--- What the exercise asks ---
Please copy every line of the records below that holds the word "decl".
### Data shown
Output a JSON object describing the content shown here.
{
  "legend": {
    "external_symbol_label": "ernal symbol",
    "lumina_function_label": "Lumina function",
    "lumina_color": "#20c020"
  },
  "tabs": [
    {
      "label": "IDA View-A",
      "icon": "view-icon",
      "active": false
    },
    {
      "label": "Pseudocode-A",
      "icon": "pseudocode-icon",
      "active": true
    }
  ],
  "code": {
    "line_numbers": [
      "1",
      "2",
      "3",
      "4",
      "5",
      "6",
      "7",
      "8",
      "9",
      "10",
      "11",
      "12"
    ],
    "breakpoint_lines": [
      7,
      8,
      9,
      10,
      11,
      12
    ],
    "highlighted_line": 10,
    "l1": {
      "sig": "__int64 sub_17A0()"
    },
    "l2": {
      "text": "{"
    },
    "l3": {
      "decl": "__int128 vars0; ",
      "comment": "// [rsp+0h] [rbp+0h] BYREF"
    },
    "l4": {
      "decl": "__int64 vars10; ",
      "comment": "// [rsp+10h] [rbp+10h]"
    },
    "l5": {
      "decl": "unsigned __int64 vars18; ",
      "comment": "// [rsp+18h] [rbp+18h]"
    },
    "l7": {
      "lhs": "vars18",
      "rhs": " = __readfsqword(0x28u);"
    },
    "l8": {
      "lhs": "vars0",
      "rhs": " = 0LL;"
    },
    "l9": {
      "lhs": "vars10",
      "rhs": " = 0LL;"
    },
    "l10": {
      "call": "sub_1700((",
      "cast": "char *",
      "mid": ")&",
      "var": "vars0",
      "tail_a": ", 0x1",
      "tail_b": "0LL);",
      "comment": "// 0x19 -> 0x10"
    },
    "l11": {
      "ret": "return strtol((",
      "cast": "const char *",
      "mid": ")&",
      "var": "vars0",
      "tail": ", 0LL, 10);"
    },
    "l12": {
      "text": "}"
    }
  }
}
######
--- Final answer ---
      "decl": "__int128 vars0; ",
      "decl": "__int64 vars10; ",
      "decl": "unsigned __int64 vars18; ",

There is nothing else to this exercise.